Hongbo Deng
Institute of Geographical Sciences and Natural Resources Research, Chinese Academy of Sciences; University of Chinese Academy of Sciences, Beijing, China; denghb.16b@igsnrr.ac.cn

Baozhu Guan
China Centre for Agricultural Policy, School of Advanced Agricultural Sciences, Peking University, Beijing, China; guanbaozhu@pku.edu.cn

Jinxia Wang
China Centre for Agricultural Policy, School of Advanced Agricultural Sciences, Peking University, Beijing, China; jxwang.ccap@pku.edu.cn

Alec Zuo
Centre for Global Food and Resources, School of Economics and Public Policy, The University of Adelaide, Adelaide SA, Australia ; alec.zuo@adelaide.edu.au

Zhuanlin Wang
China Centre for Agricultural Policy, School of Advanced Agricultural Sciences, Peking University, Beijing, China; zhuanlinwang@pku.edu.cn

Tianhe Sun
Collaborative Innovation Centre for Beijing-Tianjin-Hebei Integrated Development, Hebei University of Economics and Business, Shijiazhuang, China; sunth.13b@igsnrr.ac.cn

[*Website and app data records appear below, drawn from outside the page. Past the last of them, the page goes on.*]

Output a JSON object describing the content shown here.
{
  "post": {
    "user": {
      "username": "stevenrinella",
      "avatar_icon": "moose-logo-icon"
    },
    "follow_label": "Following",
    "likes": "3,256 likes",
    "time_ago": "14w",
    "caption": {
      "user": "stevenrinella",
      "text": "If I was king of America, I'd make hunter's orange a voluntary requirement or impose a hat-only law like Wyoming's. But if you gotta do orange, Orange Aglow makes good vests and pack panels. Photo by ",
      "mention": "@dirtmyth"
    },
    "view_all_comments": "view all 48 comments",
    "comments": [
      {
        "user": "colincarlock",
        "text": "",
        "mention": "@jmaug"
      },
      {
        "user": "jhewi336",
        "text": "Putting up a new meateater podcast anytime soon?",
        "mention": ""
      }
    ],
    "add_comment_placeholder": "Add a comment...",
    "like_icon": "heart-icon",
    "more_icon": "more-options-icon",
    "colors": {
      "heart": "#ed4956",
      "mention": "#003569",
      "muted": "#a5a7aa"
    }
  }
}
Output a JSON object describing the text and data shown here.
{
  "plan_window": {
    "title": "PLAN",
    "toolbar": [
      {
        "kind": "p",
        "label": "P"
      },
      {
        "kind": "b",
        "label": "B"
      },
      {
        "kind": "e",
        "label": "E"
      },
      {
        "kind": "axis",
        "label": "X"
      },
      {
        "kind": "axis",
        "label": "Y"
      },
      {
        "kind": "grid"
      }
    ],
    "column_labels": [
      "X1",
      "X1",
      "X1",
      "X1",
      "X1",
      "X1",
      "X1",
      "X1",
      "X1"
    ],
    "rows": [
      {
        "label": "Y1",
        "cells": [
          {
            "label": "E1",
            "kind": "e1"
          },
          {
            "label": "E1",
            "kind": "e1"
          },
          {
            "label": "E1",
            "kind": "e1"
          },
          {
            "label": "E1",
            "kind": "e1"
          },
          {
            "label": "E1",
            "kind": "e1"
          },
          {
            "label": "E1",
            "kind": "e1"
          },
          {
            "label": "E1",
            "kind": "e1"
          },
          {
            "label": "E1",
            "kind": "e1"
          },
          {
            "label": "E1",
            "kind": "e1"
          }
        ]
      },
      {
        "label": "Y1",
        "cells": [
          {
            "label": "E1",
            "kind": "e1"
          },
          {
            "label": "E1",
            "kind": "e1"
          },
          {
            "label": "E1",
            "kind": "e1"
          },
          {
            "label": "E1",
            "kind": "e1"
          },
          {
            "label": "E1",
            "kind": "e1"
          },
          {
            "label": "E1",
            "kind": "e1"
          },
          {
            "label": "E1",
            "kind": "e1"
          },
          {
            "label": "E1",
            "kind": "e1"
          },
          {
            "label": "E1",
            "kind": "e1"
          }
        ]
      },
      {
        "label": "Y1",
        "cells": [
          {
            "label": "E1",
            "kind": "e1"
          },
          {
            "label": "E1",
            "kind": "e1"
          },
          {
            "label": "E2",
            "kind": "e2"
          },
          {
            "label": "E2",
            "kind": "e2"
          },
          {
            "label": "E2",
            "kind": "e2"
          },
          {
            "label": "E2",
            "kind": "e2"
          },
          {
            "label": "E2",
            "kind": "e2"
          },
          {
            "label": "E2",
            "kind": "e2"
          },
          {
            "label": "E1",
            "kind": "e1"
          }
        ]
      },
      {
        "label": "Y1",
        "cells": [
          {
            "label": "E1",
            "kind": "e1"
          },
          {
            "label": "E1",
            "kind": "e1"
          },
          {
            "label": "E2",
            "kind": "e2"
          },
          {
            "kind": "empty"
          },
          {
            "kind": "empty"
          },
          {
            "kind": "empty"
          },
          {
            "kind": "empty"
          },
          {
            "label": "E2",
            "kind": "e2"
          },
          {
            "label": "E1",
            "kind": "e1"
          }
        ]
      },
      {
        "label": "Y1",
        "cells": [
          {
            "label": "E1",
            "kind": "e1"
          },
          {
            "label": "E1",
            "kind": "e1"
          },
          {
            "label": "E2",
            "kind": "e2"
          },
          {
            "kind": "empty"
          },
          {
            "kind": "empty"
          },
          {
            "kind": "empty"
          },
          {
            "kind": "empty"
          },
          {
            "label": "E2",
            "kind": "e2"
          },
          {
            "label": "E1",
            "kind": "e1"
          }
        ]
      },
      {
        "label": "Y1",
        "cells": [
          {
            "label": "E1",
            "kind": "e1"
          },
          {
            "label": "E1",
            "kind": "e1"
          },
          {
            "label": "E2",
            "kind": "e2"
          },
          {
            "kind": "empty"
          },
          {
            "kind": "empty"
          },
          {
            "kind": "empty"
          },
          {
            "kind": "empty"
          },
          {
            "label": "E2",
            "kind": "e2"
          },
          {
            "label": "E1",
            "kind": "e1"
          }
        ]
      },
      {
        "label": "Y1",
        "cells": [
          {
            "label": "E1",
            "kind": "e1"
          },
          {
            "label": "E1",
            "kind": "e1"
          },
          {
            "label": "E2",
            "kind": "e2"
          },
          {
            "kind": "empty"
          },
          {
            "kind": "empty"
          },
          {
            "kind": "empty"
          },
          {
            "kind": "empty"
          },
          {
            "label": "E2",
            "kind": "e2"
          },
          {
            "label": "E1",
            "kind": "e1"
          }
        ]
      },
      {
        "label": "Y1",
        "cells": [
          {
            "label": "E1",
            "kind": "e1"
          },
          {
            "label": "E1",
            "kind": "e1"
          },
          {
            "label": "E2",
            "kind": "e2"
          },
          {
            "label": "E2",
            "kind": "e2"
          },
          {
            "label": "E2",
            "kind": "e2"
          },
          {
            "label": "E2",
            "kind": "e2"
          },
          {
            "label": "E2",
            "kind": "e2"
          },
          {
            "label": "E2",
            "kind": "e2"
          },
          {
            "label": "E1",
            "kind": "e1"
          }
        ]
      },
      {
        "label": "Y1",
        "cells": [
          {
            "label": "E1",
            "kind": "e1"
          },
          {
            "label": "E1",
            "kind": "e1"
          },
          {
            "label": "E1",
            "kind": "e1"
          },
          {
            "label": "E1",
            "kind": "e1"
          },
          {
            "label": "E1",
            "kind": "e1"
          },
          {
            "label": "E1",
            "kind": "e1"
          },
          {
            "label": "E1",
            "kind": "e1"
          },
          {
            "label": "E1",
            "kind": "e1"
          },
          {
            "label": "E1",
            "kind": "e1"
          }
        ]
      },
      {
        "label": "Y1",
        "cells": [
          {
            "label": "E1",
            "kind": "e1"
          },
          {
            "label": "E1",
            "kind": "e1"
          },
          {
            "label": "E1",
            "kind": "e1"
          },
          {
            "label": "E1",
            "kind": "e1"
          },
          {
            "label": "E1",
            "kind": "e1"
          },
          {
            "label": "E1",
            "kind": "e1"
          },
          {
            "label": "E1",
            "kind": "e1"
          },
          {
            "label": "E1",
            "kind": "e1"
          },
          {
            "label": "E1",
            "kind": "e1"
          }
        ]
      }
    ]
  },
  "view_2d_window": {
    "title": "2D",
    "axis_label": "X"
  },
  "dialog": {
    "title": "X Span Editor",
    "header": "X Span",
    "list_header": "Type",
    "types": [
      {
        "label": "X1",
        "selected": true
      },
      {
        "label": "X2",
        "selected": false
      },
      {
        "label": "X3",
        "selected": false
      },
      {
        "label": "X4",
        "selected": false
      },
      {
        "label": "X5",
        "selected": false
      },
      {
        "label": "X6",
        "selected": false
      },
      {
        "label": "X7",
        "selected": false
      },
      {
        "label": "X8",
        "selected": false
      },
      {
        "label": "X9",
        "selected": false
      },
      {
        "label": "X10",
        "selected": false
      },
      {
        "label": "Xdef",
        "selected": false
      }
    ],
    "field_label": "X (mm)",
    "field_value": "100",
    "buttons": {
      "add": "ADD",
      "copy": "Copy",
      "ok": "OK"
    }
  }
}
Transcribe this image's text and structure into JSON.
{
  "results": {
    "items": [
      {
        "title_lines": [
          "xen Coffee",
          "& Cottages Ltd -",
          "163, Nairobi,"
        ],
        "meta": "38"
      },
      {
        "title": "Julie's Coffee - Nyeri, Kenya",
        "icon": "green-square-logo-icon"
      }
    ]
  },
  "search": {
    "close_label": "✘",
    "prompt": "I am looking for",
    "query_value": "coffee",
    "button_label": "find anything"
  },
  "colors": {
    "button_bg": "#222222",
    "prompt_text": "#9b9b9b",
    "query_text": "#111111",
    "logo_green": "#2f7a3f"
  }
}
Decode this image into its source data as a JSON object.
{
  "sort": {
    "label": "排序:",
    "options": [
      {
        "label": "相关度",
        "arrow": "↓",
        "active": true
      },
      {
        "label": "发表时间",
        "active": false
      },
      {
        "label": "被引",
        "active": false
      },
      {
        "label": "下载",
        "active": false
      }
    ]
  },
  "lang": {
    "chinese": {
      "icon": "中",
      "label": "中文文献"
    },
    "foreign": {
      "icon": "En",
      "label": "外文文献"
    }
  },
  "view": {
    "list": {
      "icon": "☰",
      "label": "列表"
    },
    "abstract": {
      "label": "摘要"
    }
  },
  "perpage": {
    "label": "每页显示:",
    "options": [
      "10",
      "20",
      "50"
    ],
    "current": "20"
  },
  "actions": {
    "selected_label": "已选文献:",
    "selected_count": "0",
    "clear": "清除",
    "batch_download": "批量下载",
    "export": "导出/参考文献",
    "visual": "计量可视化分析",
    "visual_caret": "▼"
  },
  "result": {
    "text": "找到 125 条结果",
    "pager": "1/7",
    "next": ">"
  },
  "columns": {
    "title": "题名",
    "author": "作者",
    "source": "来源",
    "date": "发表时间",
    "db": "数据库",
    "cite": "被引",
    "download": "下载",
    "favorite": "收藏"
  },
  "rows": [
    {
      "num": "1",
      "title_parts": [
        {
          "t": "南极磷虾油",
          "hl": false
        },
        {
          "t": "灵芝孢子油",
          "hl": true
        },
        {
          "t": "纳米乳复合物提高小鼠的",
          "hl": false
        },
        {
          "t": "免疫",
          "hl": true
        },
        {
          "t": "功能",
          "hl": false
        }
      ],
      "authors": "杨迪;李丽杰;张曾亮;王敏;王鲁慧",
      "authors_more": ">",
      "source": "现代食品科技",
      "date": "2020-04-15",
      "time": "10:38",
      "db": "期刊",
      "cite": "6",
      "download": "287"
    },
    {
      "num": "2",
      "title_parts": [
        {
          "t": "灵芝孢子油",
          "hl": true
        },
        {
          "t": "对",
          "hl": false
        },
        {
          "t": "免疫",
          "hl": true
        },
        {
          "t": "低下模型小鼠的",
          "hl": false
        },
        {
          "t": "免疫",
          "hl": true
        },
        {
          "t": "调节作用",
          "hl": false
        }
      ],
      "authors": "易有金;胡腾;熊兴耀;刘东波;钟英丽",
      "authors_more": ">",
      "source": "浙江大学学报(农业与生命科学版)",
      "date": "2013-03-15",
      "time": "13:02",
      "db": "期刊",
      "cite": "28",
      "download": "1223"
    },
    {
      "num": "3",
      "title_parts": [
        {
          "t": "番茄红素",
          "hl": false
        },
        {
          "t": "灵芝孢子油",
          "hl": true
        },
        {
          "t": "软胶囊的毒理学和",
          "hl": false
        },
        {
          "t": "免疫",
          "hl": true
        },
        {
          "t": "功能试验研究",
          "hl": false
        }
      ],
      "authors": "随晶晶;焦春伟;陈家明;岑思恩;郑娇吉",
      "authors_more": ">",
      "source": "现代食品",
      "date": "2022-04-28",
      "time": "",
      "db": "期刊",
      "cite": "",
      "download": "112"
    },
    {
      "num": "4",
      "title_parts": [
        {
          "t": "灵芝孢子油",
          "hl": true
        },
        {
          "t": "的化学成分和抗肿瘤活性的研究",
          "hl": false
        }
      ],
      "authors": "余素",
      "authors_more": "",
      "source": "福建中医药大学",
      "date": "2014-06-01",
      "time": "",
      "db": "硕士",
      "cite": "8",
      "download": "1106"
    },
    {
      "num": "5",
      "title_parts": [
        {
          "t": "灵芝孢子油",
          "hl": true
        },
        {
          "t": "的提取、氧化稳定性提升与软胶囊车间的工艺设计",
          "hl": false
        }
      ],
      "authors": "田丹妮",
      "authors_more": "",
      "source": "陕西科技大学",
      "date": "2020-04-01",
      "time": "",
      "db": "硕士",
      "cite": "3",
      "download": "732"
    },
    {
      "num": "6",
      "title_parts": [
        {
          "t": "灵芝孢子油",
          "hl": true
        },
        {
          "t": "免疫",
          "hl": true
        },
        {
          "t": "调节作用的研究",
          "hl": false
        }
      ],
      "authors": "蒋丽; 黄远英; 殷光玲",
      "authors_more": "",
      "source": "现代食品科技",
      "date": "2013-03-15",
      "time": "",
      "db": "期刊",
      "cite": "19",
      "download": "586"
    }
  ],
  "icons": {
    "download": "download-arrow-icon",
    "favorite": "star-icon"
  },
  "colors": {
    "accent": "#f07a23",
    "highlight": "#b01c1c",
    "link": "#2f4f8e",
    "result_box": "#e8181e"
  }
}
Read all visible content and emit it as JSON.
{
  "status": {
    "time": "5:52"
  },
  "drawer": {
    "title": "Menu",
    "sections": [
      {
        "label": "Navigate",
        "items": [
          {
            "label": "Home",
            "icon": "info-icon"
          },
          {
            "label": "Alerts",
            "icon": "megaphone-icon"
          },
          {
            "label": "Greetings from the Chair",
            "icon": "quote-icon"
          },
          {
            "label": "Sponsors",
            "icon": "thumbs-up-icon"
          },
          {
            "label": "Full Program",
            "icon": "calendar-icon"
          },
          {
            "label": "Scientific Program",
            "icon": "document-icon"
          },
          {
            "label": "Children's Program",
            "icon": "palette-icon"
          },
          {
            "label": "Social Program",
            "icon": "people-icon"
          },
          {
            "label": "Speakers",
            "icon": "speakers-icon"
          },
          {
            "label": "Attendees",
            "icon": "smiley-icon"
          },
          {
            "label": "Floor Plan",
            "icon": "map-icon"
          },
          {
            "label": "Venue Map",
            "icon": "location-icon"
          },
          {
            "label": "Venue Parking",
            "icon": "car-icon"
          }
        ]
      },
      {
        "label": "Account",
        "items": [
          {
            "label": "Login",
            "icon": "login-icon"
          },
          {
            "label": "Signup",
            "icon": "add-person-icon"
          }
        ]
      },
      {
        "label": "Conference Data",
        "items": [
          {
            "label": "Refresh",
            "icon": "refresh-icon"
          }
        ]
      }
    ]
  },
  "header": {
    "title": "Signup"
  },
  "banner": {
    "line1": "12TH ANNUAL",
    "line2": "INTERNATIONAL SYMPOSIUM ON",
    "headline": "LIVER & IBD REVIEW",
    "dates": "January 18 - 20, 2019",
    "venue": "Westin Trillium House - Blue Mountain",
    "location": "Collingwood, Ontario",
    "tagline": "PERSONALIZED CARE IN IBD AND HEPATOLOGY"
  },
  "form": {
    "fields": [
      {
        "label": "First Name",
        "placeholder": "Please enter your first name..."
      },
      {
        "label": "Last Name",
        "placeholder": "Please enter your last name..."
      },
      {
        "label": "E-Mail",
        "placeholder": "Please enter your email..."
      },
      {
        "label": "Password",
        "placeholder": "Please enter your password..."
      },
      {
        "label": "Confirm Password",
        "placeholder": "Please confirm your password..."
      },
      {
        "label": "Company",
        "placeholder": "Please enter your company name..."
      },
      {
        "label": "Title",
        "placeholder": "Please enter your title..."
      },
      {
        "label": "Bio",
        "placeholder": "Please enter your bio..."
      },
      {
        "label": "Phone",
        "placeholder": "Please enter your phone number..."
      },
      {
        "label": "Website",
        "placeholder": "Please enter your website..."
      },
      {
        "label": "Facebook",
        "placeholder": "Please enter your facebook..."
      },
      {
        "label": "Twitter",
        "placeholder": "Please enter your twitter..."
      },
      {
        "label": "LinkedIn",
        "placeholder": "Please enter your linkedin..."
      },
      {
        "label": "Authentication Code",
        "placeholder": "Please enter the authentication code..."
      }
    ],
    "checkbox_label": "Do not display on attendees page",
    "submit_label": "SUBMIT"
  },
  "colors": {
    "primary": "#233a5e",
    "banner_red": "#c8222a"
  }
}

ABSTRACT: The Seasonal Land Fallowing Policy (SLFP), designed to mitigate serious groundwater overdraft in the North China Plain, was introduced in Hebei Province in 2014. This paper offers a comprehensive review and assessment of its implementation status, effectiveness and challenges. Based on data at both macro and micro levels, we witnessed the rapid expansion of the SLFP from 2014 to 2019. With a high targeting efficiency, the SLFP reduced groundwater consumption and contributed to real water saving. However, further analysis is needed on the influence of the SLFP on water levels. As a means of payment for ecosystem services, the current subsidy offered by the SLFP is not sufficiently flexible to reflect the heterogeneity in farmers’ opportunity cost. Obstacles to the effective and sustainable implementation of the SLFP include unstable and ineligible participants, insufficient incentive for farmers to shift surplus labour to off-farm jobs, and underuse of fallowed land. Based on these challenges, this paper offers policy suggestions to further aid the SLFP’s effective and sustainable implementation in the future.

KEYWORDS: Seasonal Land Fallowing Policy, Implementation, Groundwater Overdraft, Conservation of Groundwater Irrigation, North China Plain